Merle Miller’s landmark essay "What It Means to Be a Homosexual" first appeared in the New York Times Magazine in 1971, as we noted recently. But Dan Savage's foreword to the new Penguin Classics edition of the essay, On Being Different, is worth an excerpt all on its own:
Writing in 1971—when homosexuality was still a crime in a majority of states—Miller observed, "I think social attitudes will change, are changing, quickly, too." When I came out in 1981, telling my Catholic parents I was gay meant I would never marry, never have children, and that I would certainly never be trusted alone with someone else’s child.
But there I was, just four short decades after Miller wrote On Being Different, just three short decades after I sat down with my mother and forced the words "I’m gay" out of my mouth. There I was, sitting on a beach next to my husband, while our teenage son dove through waves with his friends, two boys who were entrusted to our care by their straight parents. … [N]ot once in all the time since we became parents has a straight parent expressed to us the slightest anxiety about his or her son or daughter spending time with D.J., or with us, or with our gay and lesbian friends, despite the best efforts of "Christian" conservatives to prop up the old bigotries and fears.

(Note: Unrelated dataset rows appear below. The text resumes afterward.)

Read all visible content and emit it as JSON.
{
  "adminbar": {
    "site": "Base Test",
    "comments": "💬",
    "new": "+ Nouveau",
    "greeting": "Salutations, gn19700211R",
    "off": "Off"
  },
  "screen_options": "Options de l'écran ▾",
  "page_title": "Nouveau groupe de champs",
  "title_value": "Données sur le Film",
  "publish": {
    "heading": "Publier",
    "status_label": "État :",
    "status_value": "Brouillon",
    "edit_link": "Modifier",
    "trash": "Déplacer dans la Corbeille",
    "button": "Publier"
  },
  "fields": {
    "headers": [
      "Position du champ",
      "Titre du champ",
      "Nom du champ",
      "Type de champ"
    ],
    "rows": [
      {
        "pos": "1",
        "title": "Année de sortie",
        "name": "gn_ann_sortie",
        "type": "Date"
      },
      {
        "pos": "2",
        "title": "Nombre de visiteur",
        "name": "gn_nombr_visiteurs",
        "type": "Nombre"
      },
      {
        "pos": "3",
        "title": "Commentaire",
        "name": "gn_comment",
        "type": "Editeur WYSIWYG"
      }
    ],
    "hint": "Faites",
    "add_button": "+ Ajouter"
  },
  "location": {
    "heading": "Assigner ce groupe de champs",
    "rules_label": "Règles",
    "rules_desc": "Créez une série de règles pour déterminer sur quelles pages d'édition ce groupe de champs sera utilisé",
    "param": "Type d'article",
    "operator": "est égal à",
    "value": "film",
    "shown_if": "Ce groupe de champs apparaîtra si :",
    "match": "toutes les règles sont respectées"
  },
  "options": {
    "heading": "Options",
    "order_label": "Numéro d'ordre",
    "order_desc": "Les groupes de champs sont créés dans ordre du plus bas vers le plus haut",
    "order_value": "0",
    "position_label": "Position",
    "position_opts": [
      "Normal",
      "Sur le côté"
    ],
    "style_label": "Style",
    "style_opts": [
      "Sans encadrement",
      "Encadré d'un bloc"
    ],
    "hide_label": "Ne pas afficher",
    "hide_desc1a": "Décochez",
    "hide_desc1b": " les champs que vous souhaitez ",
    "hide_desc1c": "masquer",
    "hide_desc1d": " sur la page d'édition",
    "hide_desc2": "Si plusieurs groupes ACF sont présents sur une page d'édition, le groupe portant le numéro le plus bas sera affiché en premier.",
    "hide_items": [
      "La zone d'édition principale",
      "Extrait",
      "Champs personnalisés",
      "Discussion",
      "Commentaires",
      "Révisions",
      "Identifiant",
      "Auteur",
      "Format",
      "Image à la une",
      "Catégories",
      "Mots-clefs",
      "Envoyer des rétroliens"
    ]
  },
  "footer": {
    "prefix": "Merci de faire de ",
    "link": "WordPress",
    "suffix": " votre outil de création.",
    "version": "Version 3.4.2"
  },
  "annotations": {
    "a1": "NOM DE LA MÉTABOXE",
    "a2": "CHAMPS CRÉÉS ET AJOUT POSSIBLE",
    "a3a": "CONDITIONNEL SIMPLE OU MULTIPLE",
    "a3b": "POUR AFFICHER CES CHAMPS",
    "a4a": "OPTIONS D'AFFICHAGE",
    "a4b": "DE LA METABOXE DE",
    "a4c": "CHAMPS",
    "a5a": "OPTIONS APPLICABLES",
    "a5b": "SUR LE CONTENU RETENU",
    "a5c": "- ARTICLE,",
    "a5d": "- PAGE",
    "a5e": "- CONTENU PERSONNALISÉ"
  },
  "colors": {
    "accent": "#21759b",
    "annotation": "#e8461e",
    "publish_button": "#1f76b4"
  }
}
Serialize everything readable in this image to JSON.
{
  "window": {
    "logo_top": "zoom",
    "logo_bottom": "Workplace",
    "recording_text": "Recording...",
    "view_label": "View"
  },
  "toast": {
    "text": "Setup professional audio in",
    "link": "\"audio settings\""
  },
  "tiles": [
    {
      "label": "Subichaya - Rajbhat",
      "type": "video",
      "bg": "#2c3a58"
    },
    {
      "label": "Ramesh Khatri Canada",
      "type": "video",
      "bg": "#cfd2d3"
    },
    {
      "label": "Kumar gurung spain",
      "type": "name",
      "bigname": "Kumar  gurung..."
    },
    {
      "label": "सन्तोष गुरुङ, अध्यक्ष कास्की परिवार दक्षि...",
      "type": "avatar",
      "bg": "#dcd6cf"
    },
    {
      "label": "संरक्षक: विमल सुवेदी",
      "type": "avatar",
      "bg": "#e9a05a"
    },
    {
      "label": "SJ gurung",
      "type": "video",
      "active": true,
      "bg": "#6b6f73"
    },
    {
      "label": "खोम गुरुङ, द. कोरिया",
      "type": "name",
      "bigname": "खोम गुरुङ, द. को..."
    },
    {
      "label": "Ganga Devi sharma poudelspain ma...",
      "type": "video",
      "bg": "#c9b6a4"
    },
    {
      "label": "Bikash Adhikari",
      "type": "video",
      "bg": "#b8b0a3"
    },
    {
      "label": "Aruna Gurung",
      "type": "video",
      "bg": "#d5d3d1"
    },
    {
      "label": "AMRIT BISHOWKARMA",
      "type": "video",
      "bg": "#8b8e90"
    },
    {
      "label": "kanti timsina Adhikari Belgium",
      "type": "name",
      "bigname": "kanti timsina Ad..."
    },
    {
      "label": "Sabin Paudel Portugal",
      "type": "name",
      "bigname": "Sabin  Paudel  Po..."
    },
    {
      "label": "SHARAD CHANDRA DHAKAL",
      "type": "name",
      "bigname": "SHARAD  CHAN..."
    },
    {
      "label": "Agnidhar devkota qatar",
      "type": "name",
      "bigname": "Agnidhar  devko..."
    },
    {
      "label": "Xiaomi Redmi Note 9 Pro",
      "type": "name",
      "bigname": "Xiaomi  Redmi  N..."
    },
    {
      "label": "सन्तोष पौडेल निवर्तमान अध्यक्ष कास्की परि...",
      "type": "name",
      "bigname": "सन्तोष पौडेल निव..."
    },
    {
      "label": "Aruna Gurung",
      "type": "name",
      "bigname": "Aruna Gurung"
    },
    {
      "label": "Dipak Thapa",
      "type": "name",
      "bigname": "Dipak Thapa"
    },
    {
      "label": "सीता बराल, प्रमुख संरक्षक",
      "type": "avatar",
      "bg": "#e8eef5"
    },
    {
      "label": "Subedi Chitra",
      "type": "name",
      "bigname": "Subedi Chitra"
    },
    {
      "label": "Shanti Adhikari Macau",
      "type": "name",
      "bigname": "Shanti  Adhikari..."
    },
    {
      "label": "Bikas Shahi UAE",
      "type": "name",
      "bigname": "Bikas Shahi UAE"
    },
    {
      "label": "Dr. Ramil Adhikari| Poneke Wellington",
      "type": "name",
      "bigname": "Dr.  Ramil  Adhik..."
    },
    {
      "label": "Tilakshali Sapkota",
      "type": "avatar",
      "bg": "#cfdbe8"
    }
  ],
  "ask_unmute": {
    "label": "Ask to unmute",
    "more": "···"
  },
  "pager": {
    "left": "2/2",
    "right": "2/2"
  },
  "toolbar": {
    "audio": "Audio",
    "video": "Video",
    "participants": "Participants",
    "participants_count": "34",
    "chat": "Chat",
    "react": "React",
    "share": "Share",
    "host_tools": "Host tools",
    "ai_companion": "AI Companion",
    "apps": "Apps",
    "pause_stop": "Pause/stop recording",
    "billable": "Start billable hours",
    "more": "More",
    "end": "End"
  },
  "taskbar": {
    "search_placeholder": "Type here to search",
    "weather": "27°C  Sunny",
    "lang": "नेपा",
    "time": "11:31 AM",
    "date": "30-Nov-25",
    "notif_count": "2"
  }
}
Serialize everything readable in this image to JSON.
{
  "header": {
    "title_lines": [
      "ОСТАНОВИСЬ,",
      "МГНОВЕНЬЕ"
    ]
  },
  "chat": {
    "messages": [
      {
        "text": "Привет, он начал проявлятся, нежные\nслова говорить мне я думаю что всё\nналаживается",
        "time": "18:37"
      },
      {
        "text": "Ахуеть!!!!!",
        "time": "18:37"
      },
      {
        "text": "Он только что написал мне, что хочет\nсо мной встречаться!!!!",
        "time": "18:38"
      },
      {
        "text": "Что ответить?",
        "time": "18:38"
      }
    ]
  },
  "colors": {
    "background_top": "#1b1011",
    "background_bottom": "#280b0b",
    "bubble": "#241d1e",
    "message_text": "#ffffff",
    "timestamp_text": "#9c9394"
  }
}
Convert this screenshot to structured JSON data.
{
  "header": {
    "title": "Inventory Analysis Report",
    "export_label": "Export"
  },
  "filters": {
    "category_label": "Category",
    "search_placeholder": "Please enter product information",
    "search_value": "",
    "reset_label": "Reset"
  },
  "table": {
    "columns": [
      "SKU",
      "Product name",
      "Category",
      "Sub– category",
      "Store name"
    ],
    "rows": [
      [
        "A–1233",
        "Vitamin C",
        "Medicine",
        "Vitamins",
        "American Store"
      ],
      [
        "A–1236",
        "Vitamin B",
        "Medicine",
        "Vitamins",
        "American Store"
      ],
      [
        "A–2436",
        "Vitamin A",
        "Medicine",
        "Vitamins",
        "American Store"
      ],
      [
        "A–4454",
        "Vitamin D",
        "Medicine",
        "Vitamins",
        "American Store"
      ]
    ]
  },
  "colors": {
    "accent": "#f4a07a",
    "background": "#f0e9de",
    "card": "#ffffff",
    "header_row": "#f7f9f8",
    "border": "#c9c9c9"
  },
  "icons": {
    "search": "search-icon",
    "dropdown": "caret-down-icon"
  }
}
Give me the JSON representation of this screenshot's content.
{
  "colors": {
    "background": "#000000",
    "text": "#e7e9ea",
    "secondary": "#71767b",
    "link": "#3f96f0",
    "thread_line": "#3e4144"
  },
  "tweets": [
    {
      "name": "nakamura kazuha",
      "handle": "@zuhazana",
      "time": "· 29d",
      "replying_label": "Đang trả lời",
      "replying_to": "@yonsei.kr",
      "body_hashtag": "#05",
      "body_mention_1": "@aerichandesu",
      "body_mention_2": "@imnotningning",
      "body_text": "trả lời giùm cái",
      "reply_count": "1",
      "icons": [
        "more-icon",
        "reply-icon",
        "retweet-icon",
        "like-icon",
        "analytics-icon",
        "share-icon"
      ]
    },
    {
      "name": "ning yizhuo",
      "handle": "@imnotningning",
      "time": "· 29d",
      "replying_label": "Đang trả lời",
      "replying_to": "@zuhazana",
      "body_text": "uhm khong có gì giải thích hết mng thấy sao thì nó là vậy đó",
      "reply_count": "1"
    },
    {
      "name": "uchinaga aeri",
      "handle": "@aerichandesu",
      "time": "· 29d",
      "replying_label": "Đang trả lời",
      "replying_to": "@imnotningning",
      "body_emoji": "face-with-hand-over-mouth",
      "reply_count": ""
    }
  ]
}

In the battle between reality and fundamentalism of all varieties, reality always wins – if it is given the freedom to breathe and we show the courage necessary to accept it. Even then it takes time. But when a truth has been suppressed by a massive lie for centuries, its eventual emergence is almost a miracle.